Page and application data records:
Segment Open

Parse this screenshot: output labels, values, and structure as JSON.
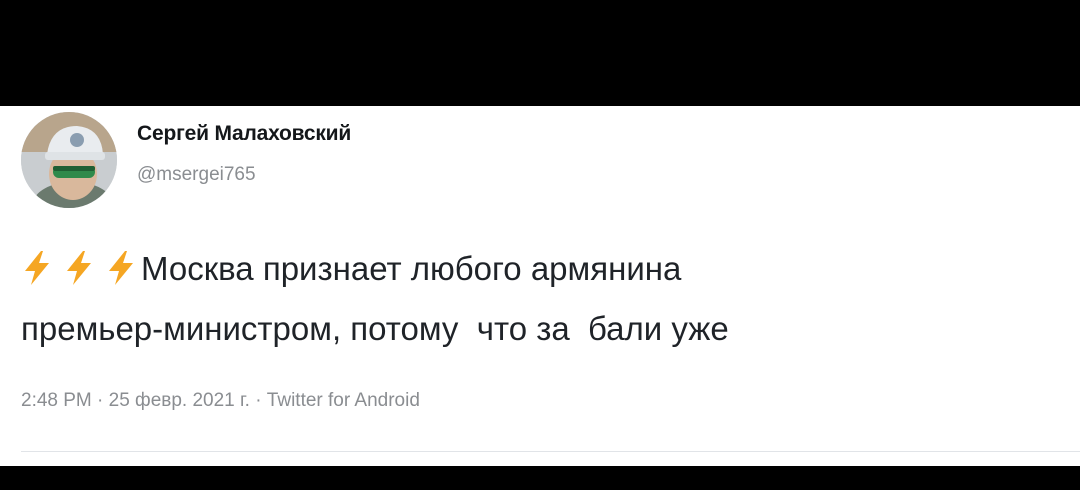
{
  "tweet": {
    "author": {
      "display_name": "Сергей Малаховский",
      "handle": "@msergei765"
    },
    "emoji_icons": [
      "high-voltage-icon",
      "high-voltage-icon",
      "high-voltage-icon"
    ],
    "text_line1": "Москва признает любого армянина",
    "text_line2": "премьер-министром, потому  что за  бали уже",
    "meta": "2:48 PM · 25 февр. 2021 г. · Twitter for Android"
  },
  "colors": {
    "background": "#000000",
    "card": "#ffffff",
    "bolt": "#f5a623",
    "text": "#1f2328",
    "secondary_text": "#8a8d91"
  }
}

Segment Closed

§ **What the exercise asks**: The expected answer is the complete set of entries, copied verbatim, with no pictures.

§ **Finished exercise**:
Parse this screenshot: output labels, values, and structure as JSON.
{
  "tweet": {
    "author": {
      "display_name": "Сергей Малаховский",
      "handle": "@msergei765"
    },
    "emoji_icons": [
      "high-voltage-icon",
      "high-voltage-icon",
      "high-voltage-icon"
    ],
    "text_line1": "Москва признает любого армянина",
    "text_line2": "премьер-министром, потому  что за  бали уже",
    "meta": "2:48 PM · 25 февр. 2021 г. · Twitter for Android"
  },
  "colors": {
    "background": "#000000",
    "card": "#ffffff",
    "bolt": "#f5a623",
    "text": "#1f2328",
    "secondary_text": "#8a8d91"
  }
}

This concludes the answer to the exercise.